Task statement
Look for the word "data" in the material below, then report each line where it occurs.

Entries provided

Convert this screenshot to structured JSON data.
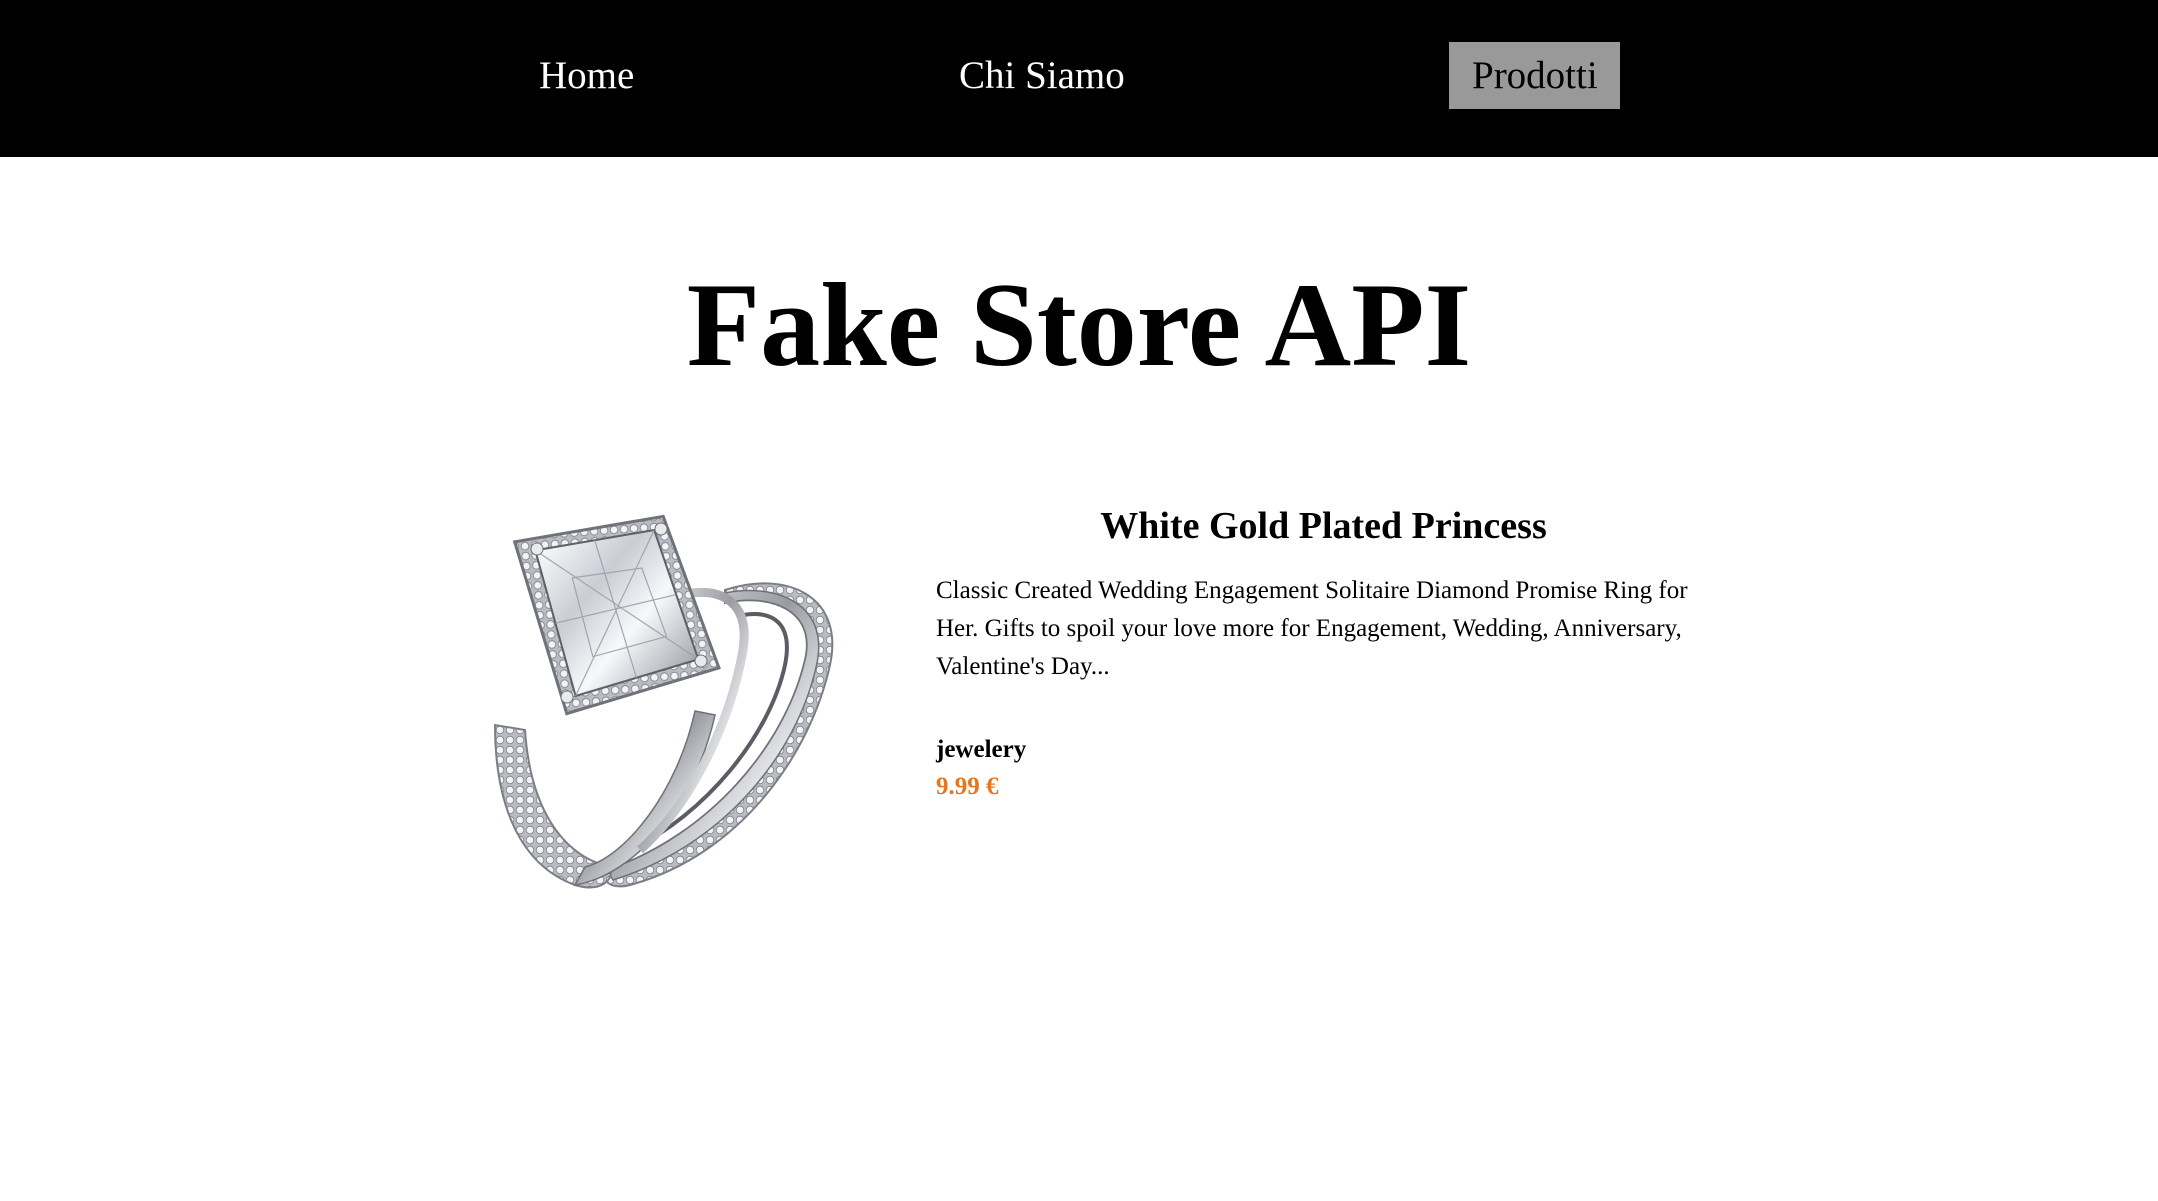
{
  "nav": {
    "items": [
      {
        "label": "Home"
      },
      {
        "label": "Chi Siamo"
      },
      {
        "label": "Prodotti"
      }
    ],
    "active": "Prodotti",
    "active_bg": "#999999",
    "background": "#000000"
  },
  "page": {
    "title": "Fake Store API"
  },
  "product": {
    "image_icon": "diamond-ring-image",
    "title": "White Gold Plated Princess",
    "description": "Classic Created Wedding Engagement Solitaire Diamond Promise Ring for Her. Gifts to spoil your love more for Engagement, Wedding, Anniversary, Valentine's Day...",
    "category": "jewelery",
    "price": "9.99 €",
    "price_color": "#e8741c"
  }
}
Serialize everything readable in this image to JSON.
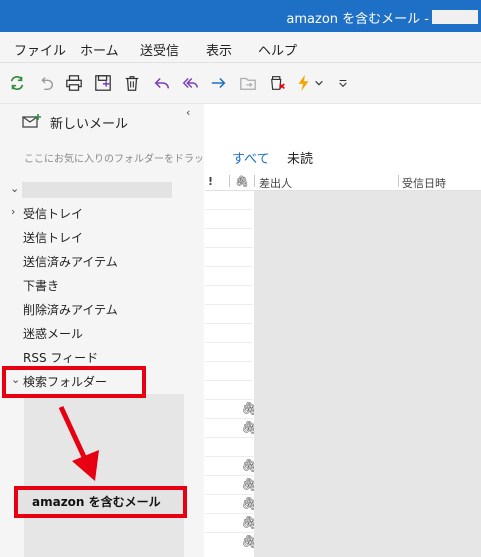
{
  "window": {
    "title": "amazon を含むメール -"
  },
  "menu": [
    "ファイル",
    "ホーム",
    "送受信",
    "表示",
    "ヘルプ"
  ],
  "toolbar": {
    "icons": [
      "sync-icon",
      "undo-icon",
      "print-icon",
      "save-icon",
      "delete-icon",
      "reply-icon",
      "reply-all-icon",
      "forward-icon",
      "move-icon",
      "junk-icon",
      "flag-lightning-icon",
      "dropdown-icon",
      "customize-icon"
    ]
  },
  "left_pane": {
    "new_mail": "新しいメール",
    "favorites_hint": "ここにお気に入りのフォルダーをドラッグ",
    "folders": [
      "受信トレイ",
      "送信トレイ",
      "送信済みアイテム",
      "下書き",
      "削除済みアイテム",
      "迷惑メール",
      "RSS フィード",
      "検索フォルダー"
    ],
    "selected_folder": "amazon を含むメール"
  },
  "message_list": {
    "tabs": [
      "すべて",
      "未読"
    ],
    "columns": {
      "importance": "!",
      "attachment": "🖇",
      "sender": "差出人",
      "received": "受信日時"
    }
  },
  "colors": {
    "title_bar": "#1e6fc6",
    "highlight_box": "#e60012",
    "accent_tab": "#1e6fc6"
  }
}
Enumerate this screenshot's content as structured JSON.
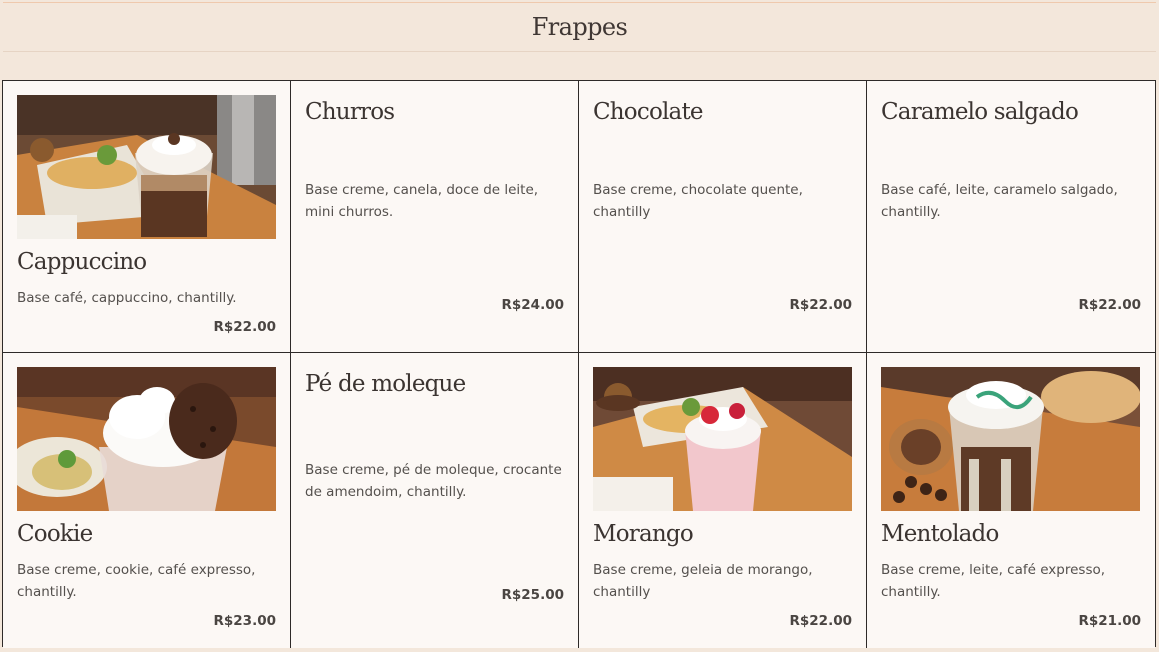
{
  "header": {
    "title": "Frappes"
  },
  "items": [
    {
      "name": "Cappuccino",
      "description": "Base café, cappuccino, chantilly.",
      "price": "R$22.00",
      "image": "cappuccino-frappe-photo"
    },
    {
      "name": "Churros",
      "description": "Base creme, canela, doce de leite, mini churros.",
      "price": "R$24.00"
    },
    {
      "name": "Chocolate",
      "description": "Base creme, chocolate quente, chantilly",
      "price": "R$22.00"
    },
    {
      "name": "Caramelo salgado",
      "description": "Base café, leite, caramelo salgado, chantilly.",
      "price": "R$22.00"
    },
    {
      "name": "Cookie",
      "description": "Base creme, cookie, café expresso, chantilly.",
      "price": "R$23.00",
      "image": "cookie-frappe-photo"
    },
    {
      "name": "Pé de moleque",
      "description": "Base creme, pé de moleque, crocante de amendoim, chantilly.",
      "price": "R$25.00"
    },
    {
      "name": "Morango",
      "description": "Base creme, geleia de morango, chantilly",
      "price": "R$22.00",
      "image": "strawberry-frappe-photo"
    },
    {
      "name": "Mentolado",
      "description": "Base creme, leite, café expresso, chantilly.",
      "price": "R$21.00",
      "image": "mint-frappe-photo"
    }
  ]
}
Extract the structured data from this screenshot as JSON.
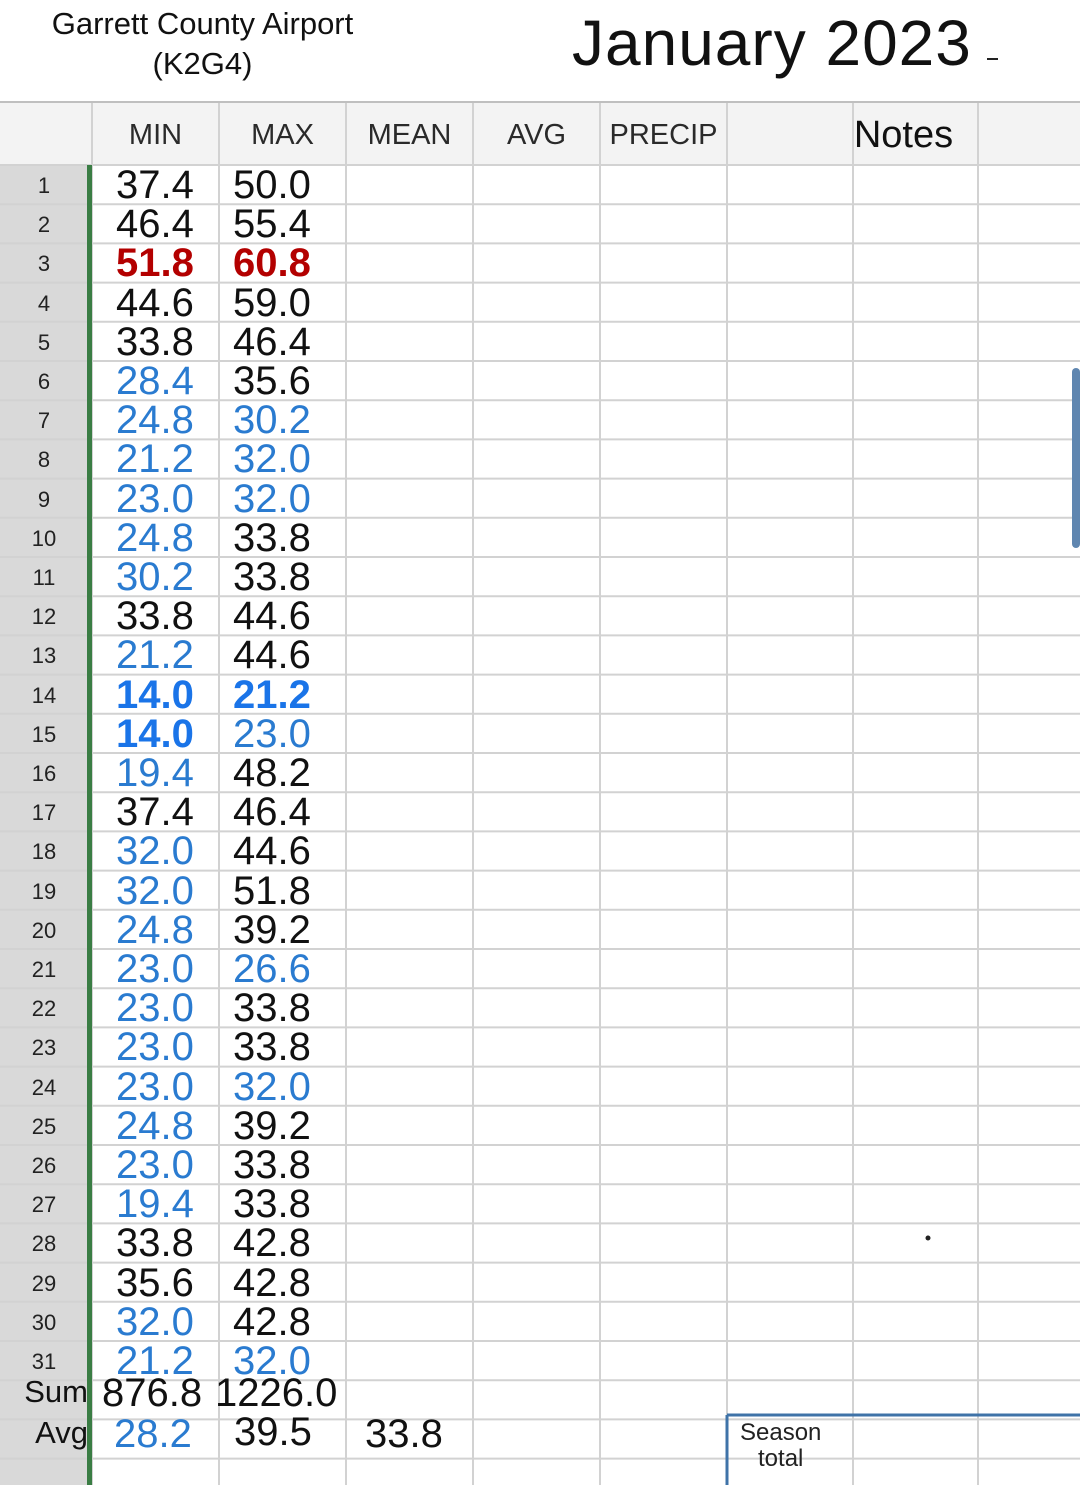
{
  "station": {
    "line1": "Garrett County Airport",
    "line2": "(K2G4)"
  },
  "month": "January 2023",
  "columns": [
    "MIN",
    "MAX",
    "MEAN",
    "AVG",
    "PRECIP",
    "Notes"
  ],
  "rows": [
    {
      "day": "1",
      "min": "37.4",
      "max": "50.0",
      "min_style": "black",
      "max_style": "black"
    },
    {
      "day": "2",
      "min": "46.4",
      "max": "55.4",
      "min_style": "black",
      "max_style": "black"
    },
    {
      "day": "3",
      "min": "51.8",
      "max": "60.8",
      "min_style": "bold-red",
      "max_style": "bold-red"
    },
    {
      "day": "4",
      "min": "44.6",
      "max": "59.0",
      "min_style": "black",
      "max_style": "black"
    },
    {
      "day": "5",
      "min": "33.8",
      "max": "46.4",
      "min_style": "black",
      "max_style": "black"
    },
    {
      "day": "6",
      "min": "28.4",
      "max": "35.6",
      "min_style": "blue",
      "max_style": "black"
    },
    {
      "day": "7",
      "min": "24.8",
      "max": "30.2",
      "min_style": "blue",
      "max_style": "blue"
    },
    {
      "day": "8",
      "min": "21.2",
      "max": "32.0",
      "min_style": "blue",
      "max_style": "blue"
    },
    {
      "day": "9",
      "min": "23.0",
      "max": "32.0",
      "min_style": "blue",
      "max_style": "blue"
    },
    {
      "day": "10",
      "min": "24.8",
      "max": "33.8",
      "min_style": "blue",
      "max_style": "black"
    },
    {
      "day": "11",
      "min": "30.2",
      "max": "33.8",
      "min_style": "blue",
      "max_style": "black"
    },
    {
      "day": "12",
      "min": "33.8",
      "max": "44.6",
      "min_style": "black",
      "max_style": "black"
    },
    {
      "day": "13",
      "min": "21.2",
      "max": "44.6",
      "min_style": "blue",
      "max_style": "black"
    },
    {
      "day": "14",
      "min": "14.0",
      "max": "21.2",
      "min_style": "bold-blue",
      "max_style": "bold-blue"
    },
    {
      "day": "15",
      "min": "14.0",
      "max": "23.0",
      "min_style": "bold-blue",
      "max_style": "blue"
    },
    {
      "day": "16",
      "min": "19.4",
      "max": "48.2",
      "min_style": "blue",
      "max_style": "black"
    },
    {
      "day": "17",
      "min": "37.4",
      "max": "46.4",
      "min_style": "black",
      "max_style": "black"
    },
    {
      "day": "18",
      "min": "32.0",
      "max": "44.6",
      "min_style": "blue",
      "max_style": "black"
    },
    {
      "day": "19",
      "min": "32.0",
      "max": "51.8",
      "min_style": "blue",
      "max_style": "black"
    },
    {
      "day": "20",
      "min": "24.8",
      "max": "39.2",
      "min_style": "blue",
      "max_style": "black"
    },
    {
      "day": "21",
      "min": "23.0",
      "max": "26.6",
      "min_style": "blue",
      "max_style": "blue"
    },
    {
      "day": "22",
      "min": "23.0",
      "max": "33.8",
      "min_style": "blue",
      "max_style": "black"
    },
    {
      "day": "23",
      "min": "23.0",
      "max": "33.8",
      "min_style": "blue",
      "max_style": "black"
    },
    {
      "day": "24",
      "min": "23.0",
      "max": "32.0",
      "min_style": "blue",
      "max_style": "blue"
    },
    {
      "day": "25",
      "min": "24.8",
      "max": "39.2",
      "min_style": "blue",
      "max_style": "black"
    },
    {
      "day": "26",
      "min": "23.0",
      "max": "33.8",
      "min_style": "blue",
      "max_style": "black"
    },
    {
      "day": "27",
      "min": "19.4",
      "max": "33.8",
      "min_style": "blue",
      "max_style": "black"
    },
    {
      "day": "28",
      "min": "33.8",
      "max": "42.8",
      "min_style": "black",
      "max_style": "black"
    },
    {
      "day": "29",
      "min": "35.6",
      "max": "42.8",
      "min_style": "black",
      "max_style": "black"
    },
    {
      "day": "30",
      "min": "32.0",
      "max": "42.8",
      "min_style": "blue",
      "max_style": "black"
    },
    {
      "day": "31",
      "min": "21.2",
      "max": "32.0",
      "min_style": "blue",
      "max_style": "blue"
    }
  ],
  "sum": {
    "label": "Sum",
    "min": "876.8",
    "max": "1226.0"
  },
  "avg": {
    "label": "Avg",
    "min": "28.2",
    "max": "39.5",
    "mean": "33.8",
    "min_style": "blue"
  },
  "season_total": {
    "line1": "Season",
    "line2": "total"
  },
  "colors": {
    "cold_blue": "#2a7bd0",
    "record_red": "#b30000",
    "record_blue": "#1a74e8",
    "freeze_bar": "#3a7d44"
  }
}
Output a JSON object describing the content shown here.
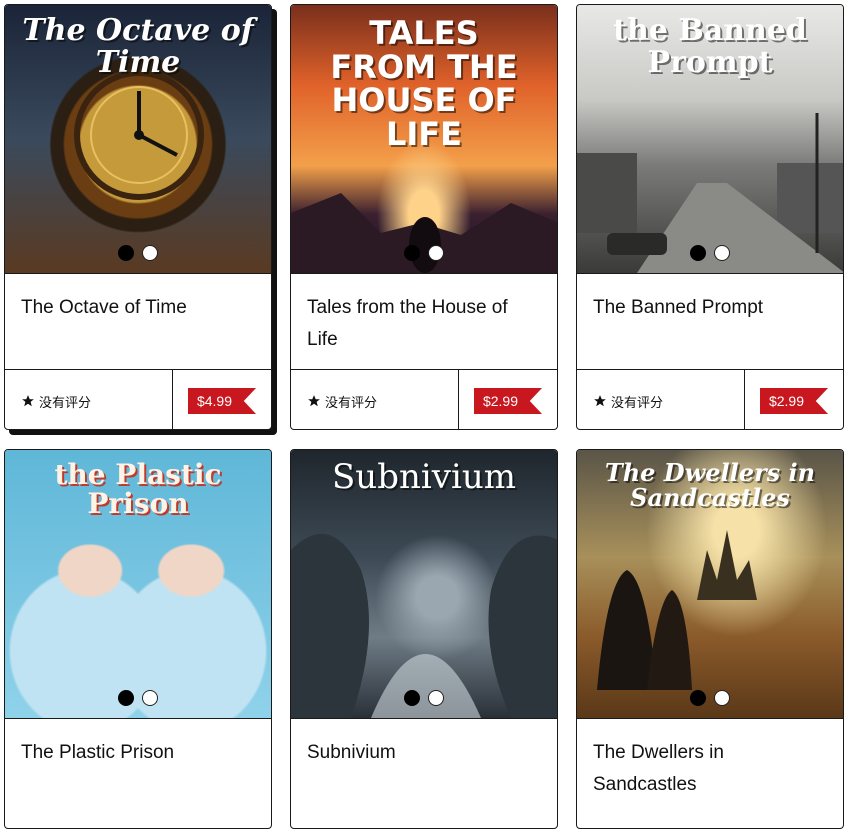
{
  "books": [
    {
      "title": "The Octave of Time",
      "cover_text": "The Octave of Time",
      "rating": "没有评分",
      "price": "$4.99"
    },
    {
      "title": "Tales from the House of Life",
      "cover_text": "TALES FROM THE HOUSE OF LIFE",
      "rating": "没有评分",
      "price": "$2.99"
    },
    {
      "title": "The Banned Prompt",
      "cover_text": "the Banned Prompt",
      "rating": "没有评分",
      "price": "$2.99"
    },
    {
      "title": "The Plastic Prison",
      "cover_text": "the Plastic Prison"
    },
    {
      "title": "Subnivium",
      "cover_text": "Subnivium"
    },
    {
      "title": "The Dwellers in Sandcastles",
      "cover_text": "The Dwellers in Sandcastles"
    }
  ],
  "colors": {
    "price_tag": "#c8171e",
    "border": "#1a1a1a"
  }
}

Exercise response
Convert this screenshot to structured JSON data.
Extract the structured data from this screenshot as JSON.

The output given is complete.